Work order
The entries are to be reproduced word for word, with all images left out.

(Web page and app entries)
====
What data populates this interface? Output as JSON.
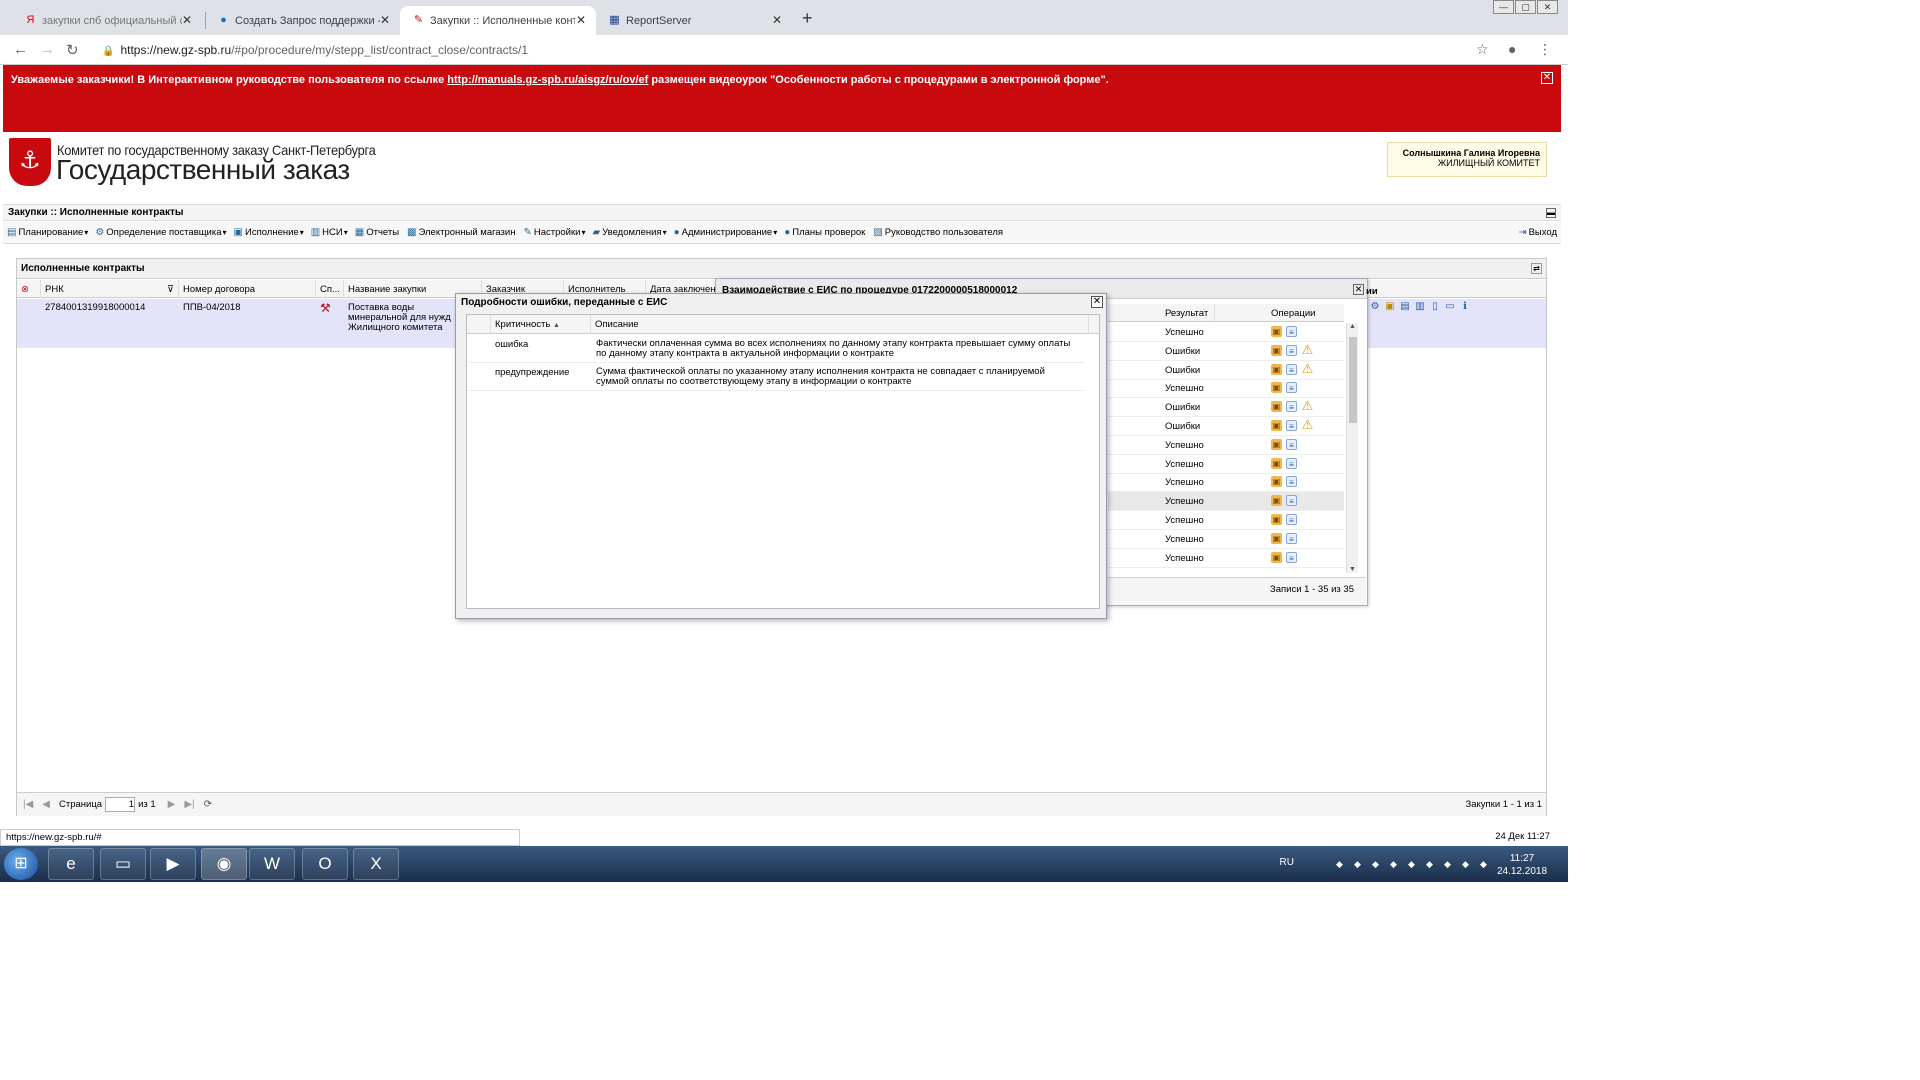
{
  "browser": {
    "tabs": [
      {
        "title": "закупки спб официальный сайт",
        "icon": "Я",
        "icon_color": "#e0001b"
      },
      {
        "title": "Создать Запрос поддержки - Al",
        "icon": "●",
        "icon_color": "#1a6fd1"
      },
      {
        "title": "Закупки :: Исполненные контра",
        "icon": "✎",
        "icon_color": "#c80a0f"
      },
      {
        "title": "ReportServer",
        "icon": "▦",
        "icon_color": "#1a3a8a"
      }
    ],
    "new_tab": "+",
    "url_host": "https://new.gz-spb.ru",
    "url_path": "/#po/procedure/my/stepp_list/contract_close/contracts/1"
  },
  "banner": {
    "text_before": "Уважаемые заказчики! В Интерактивном руководстве пользователя по ссылке ",
    "link": "http://manuals.gz-spb.ru/aisgz/ru/ov/ef",
    "text_after": " размещен видеоурок \"Особенности работы с процедурами в электронной форме\".",
    "close": "✕"
  },
  "header": {
    "org_line1": "Комитет по государственному заказу Санкт-Петербурга",
    "org_line2": "Государственный заказ",
    "user_name": "Солнышкина Галина Игоревна",
    "user_org": "ЖИЛИЩНЫЙ КОМИТЕТ"
  },
  "section_title": "Закупки :: Исполненные контракты",
  "menu": [
    {
      "label": "Планирование",
      "icon": "▤",
      "dropdown": "▾"
    },
    {
      "label": "Определение поставщика",
      "icon": "⚙",
      "dropdown": "▾"
    },
    {
      "label": "Исполнение",
      "icon": "▣",
      "dropdown": "▾"
    },
    {
      "label": "НСИ",
      "icon": "▥",
      "dropdown": "▾"
    },
    {
      "label": "Отчеты",
      "icon": "▦",
      "dropdown": ""
    },
    {
      "label": "Электронный магазин",
      "icon": "▩",
      "dropdown": ""
    },
    {
      "label": "Настройки",
      "icon": "✎",
      "dropdown": "▾"
    },
    {
      "label": "Уведомления",
      "icon": "▰",
      "dropdown": "▾"
    },
    {
      "label": "Администрирование",
      "icon": "●",
      "dropdown": "▾"
    },
    {
      "label": "Планы проверок",
      "icon": "●",
      "dropdown": ""
    },
    {
      "label": "Руководство пользователя",
      "icon": "▧",
      "dropdown": ""
    }
  ],
  "exit_label": "Выход",
  "main_panel": {
    "title": "Исполненные контракты",
    "columns": [
      "РНК",
      "Номер договора",
      "Сп...",
      "Название закупки",
      "Заказчик",
      "Исполнитель",
      "Дата заключен"
    ],
    "row": {
      "rnk": "2784001319918000014",
      "contract_no": "ППВ-04/2018",
      "name": "Поставка воды минеральной для нужд Жилищного комитета"
    },
    "pager": {
      "page_label": "Страница",
      "page_value": "1",
      "of_label": "из 1",
      "info": "Закупки 1 - 1 из 1"
    }
  },
  "back_dialog": {
    "title": "Взаимодействие с ЕИС по процедуре 0172200000518000012",
    "col_result": "Результат",
    "col_ops": "Операции",
    "trailing_col_fragment": "ии",
    "rows": [
      {
        "result": "Успешно",
        "warn": false
      },
      {
        "result": "Ошибки",
        "warn": true
      },
      {
        "result": "Ошибки",
        "warn": true
      },
      {
        "result": "Успешно",
        "warn": false
      },
      {
        "result": "Ошибки",
        "warn": true
      },
      {
        "result": "Ошибки",
        "warn": true
      },
      {
        "result": "Успешно",
        "warn": false
      },
      {
        "result": "Успешно",
        "warn": false
      },
      {
        "result": "Успешно",
        "warn": false
      },
      {
        "result": "Успешно",
        "warn": false
      },
      {
        "result": "Успешно",
        "warn": false
      },
      {
        "result": "Успешно",
        "warn": false
      },
      {
        "result": "Успешно",
        "warn": false
      }
    ],
    "footer": "Записи 1 - 35 из 35"
  },
  "front_dialog": {
    "title": "Подробности ошибки, переданные с ЕИС",
    "col_severity": "Критичность",
    "sort_indicator": "▲",
    "col_description": "Описание",
    "rows": [
      {
        "severity": "ошибка",
        "description": "Фактически оплаченная сумма во всех исполнениях по данному этапу контракта превышает сумму оплаты по данному этапу контракта в актуальной информации о контракте"
      },
      {
        "severity": "предупреждение",
        "description": "Сумма фактической оплаты по указанному этапу исполнения контракта не совпадает с планируемой суммой оплаты по соответствующему этапу в информации о контракте"
      }
    ]
  },
  "status": {
    "url_hint": "https://new.gz-spb.ru/#",
    "datetime": "24 Дек 11:27"
  },
  "taskbar": {
    "lang": "RU",
    "time": "11:27",
    "date": "24.12.2018"
  }
}
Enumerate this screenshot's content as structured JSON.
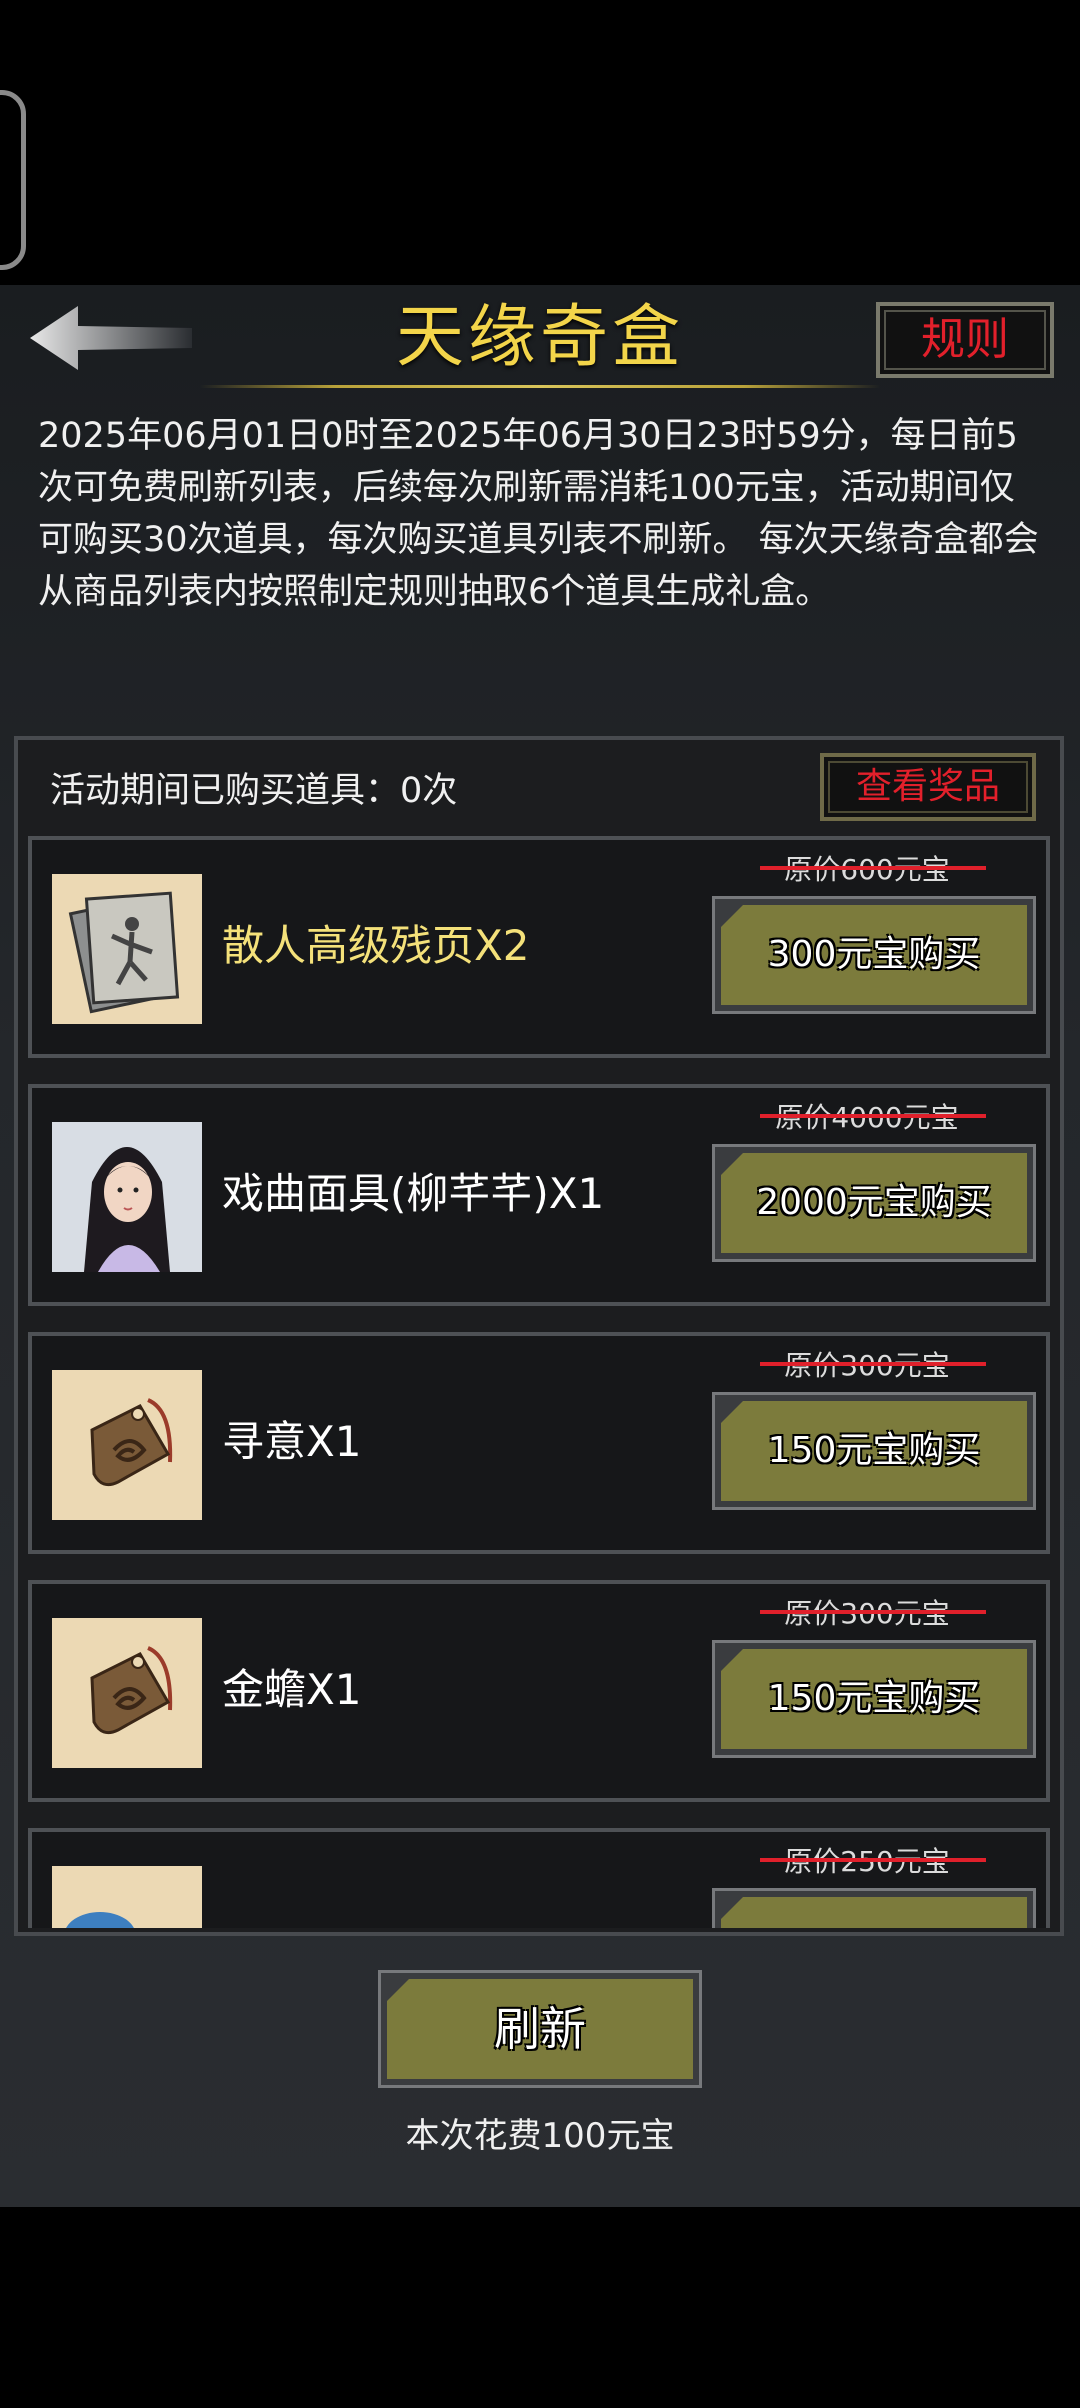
{
  "header": {
    "title": "天缘奇盒",
    "rules_label": "规则"
  },
  "description": "2025年06月01日0时至2025年06月30日23时59分，每日前5次可免费刷新列表，后续每次刷新需消耗100元宝，活动期间仅可购买30次道具，每次购买道具列表不刷新。 每次天缘奇盒都会从商品列表内按照制定规则抽取6个道具生成礼盒。",
  "list": {
    "count_label": "活动期间已购买道具：0次",
    "view_rewards_label": "查看奖品",
    "items": [
      {
        "name": "散人高级残页X2",
        "original_price": "原价600元宝",
        "buy_label": "300元宝购买",
        "icon": "scroll-pages-icon"
      },
      {
        "name": "戏曲面具(柳芊芊)X1",
        "original_price": "原价4000元宝",
        "buy_label": "2000元宝购买",
        "icon": "character-portrait-icon"
      },
      {
        "name": "寻意X1",
        "original_price": "原价300元宝",
        "buy_label": "150元宝购买",
        "icon": "jade-pendant-icon"
      },
      {
        "name": "金蟾X1",
        "original_price": "原价300元宝",
        "buy_label": "150元宝购买",
        "icon": "jade-pendant-icon"
      },
      {
        "name": "",
        "original_price": "原价250元宝",
        "buy_label": "",
        "icon": "blue-item-icon"
      }
    ]
  },
  "footer": {
    "refresh_label": "刷新",
    "cost_label": "本次花费100元宝"
  },
  "colors": {
    "title_gold": "#f3d54a",
    "rules_red": "#e2202b",
    "button_olive": "#7c7b3c",
    "highlight_name": "#f4e17a"
  }
}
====
Reply
What data populates this interface? Output as JSON.
{
  "browser": {
    "tabs": [
      {
        "title": "закупки спб официальный сайт",
        "icon": "Я",
        "icon_color": "#e0001b"
      },
      {
        "title": "Создать Запрос поддержки - Al",
        "icon": "●",
        "icon_color": "#1a6fd1"
      },
      {
        "title": "Закупки :: Исполненные контра",
        "icon": "✎",
        "icon_color": "#c80a0f"
      },
      {
        "title": "ReportServer",
        "icon": "▦",
        "icon_color": "#1a3a8a"
      }
    ],
    "new_tab": "+",
    "url_host": "https://new.gz-spb.ru",
    "url_path": "/#po/procedure/my/stepp_list/contract_close/contracts/1"
  },
  "banner": {
    "text_before": "Уважаемые заказчики! В Интерактивном руководстве пользователя по ссылке ",
    "link": "http://manuals.gz-spb.ru/aisgz/ru/ov/ef",
    "text_after": " размещен видеоурок \"Особенности работы с процедурами в электронной форме\".",
    "close": "✕"
  },
  "header": {
    "org_line1": "Комитет по государственному заказу Санкт-Петербурга",
    "org_line2": "Государственный заказ",
    "user_name": "Солнышкина Галина Игоревна",
    "user_org": "ЖИЛИЩНЫЙ КОМИТЕТ"
  },
  "section_title": "Закупки :: Исполненные контракты",
  "menu": [
    {
      "label": "Планирование",
      "icon": "▤",
      "dropdown": "▾"
    },
    {
      "label": "Определение поставщика",
      "icon": "⚙",
      "dropdown": "▾"
    },
    {
      "label": "Исполнение",
      "icon": "▣",
      "dropdown": "▾"
    },
    {
      "label": "НСИ",
      "icon": "▥",
      "dropdown": "▾"
    },
    {
      "label": "Отчеты",
      "icon": "▦",
      "dropdown": ""
    },
    {
      "label": "Электронный магазин",
      "icon": "▩",
      "dropdown": ""
    },
    {
      "label": "Настройки",
      "icon": "✎",
      "dropdown": "▾"
    },
    {
      "label": "Уведомления",
      "icon": "▰",
      "dropdown": "▾"
    },
    {
      "label": "Администрирование",
      "icon": "●",
      "dropdown": "▾"
    },
    {
      "label": "Планы проверок",
      "icon": "●",
      "dropdown": ""
    },
    {
      "label": "Руководство пользователя",
      "icon": "▧",
      "dropdown": ""
    }
  ],
  "exit_label": "Выход",
  "main_panel": {
    "title": "Исполненные контракты",
    "columns": [
      "РНК",
      "Номер договора",
      "Сп...",
      "Название закупки",
      "Заказчик",
      "Исполнитель",
      "Дата заключен"
    ],
    "row": {
      "rnk": "2784001319918000014",
      "contract_no": "ППВ-04/2018",
      "name": "Поставка воды минеральной для нужд Жилищного комитета"
    },
    "pager": {
      "page_label": "Страница",
      "page_value": "1",
      "of_label": "из 1",
      "info": "Закупки 1 - 1 из 1"
    }
  },
  "back_dialog": {
    "title": "Взаимодействие с ЕИС по процедуре 0172200000518000012",
    "col_result": "Результат",
    "col_ops": "Операции",
    "trailing_col_fragment": "ии",
    "rows": [
      {
        "result": "Успешно",
        "warn": false
      },
      {
        "result": "Ошибки",
        "warn": true
      },
      {
        "result": "Ошибки",
        "warn": true
      },
      {
        "result": "Успешно",
        "warn": false
      },
      {
        "result": "Ошибки",
        "warn": true
      },
      {
        "result": "Ошибки",
        "warn": true
      },
      {
        "result": "Успешно",
        "warn": false
      },
      {
        "result": "Успешно",
        "warn": false
      },
      {
        "result": "Успешно",
        "warn": false
      },
      {
        "result": "Успешно",
        "warn": false
      },
      {
        "result": "Успешно",
        "warn": false
      },
      {
        "result": "Успешно",
        "warn": false
      },
      {
        "result": "Успешно",
        "warn": false
      }
    ],
    "footer": "Записи 1 - 35 из 35"
  },
  "front_dialog": {
    "title": "Подробности ошибки, переданные с ЕИС",
    "col_severity": "Критичность",
    "sort_indicator": "▲",
    "col_description": "Описание",
    "rows": [
      {
        "severity": "ошибка",
        "description": "Фактически оплаченная сумма во всех исполнениях по данному этапу контракта превышает сумму оплаты по данному этапу контракта в актуальной информации о контракте"
      },
      {
        "severity": "предупреждение",
        "description": "Сумма фактической оплаты по указанному этапу исполнения контракта не совпадает с планируемой суммой оплаты по соответствующему этапу в информации о контракте"
      }
    ]
  },
  "status": {
    "url_hint": "https://new.gz-spb.ru/#",
    "datetime": "24 Дек 11:27"
  },
  "taskbar": {
    "lang": "RU",
    "time": "11:27",
    "date": "24.12.2018"
  }
}
Enumerate this screenshot's content as structured JSON.
{
  "header": {
    "title": "天缘奇盒",
    "rules_label": "规则"
  },
  "description": "2025年06月01日0时至2025年06月30日23时59分，每日前5次可免费刷新列表，后续每次刷新需消耗100元宝，活动期间仅可购买30次道具，每次购买道具列表不刷新。 每次天缘奇盒都会从商品列表内按照制定规则抽取6个道具生成礼盒。",
  "list": {
    "count_label": "活动期间已购买道具：0次",
    "view_rewards_label": "查看奖品",
    "items": [
      {
        "name": "散人高级残页X2",
        "original_price": "原价600元宝",
        "buy_label": "300元宝购买",
        "icon": "scroll-pages-icon"
      },
      {
        "name": "戏曲面具(柳芊芊)X1",
        "original_price": "原价4000元宝",
        "buy_label": "2000元宝购买",
        "icon": "character-portrait-icon"
      },
      {
        "name": "寻意X1",
        "original_price": "原价300元宝",
        "buy_label": "150元宝购买",
        "icon": "jade-pendant-icon"
      },
      {
        "name": "金蟾X1",
        "original_price": "原价300元宝",
        "buy_label": "150元宝购买",
        "icon": "jade-pendant-icon"
      },
      {
        "name": "",
        "original_price": "原价250元宝",
        "buy_label": "",
        "icon": "blue-item-icon"
      }
    ]
  },
  "footer": {
    "refresh_label": "刷新",
    "cost_label": "本次花费100元宝"
  },
  "colors": {
    "title_gold": "#f3d54a",
    "rules_red": "#e2202b",
    "button_olive": "#7c7b3c",
    "highlight_name": "#f4e17a"
  }
}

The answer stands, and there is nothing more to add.